** Opening INFORMATION SUPPLIED block **

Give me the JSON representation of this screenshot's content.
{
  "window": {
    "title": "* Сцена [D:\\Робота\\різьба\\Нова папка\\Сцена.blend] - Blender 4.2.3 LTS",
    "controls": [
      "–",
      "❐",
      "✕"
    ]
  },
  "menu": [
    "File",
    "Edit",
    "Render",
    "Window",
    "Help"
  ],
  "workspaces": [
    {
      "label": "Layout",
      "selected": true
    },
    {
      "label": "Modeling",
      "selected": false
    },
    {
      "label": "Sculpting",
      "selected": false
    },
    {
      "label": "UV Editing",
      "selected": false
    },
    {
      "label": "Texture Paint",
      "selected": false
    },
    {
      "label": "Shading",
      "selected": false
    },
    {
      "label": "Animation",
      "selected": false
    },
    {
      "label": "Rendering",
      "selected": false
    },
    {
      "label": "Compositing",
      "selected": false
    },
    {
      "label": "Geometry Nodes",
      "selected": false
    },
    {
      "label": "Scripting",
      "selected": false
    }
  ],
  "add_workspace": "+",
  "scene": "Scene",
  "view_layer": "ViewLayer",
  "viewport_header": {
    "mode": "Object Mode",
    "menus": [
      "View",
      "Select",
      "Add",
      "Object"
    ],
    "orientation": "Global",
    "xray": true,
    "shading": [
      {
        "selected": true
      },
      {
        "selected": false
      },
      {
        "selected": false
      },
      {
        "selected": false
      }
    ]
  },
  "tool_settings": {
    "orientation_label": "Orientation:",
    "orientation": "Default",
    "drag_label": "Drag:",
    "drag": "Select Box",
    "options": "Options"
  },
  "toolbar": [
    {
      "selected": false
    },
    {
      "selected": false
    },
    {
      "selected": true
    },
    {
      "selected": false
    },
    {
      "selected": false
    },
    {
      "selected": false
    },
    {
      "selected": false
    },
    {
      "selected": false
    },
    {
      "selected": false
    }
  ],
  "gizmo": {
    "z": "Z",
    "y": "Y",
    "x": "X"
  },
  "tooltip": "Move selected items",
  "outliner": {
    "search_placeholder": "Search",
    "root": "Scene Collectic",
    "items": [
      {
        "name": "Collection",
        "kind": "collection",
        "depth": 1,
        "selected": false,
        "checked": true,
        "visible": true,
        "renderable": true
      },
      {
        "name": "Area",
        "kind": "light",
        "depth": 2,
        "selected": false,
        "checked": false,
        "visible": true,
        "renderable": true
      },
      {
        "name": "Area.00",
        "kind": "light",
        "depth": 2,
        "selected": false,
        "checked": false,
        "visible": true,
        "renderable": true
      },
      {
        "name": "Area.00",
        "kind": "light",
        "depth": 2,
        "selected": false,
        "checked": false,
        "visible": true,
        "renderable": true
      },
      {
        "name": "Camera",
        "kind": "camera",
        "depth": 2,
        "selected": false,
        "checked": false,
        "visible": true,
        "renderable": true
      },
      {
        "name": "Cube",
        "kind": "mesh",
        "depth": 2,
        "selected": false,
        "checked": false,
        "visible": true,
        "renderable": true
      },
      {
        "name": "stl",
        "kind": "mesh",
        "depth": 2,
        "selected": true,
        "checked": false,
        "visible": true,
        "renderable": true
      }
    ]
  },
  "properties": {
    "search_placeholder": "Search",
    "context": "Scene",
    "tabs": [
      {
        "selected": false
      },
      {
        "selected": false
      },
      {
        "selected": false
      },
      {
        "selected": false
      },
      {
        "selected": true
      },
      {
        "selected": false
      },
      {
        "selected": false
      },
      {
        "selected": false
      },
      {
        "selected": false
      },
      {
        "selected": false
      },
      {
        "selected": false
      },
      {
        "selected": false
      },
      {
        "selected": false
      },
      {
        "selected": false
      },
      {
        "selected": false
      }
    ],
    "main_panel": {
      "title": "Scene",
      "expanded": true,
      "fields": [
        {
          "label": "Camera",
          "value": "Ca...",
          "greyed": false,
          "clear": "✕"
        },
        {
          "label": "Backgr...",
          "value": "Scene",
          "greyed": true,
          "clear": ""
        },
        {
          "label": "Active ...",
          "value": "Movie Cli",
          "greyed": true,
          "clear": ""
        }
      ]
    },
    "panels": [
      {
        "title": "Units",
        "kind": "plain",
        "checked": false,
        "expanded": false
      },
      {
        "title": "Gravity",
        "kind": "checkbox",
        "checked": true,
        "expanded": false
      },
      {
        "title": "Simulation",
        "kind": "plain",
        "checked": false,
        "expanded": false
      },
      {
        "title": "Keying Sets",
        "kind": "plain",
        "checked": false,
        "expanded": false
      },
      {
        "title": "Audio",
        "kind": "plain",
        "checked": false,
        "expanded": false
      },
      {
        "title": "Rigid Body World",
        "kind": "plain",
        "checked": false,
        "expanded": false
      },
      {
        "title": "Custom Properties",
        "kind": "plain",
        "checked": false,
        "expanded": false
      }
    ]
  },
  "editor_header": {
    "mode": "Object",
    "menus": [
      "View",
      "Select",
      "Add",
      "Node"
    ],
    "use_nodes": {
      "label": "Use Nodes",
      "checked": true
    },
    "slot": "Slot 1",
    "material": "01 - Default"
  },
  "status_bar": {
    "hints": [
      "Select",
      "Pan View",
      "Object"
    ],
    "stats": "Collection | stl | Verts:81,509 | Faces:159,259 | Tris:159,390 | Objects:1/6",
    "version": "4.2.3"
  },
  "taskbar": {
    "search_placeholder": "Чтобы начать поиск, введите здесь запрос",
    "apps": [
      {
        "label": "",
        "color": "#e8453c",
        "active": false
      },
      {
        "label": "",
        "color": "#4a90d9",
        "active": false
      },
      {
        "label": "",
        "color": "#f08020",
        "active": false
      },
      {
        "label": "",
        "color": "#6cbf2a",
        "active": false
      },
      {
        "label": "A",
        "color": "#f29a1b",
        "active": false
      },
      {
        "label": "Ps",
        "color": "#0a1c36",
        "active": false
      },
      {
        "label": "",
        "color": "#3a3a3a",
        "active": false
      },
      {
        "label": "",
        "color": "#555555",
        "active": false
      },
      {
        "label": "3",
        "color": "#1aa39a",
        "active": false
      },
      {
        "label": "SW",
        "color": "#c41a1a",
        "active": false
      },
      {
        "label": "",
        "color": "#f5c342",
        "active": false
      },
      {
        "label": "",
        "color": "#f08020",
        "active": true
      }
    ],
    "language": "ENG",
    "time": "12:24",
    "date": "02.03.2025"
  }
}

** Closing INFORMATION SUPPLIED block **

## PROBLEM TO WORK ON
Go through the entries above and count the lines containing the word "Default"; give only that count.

## ANSWER TO THE EXERCISE
2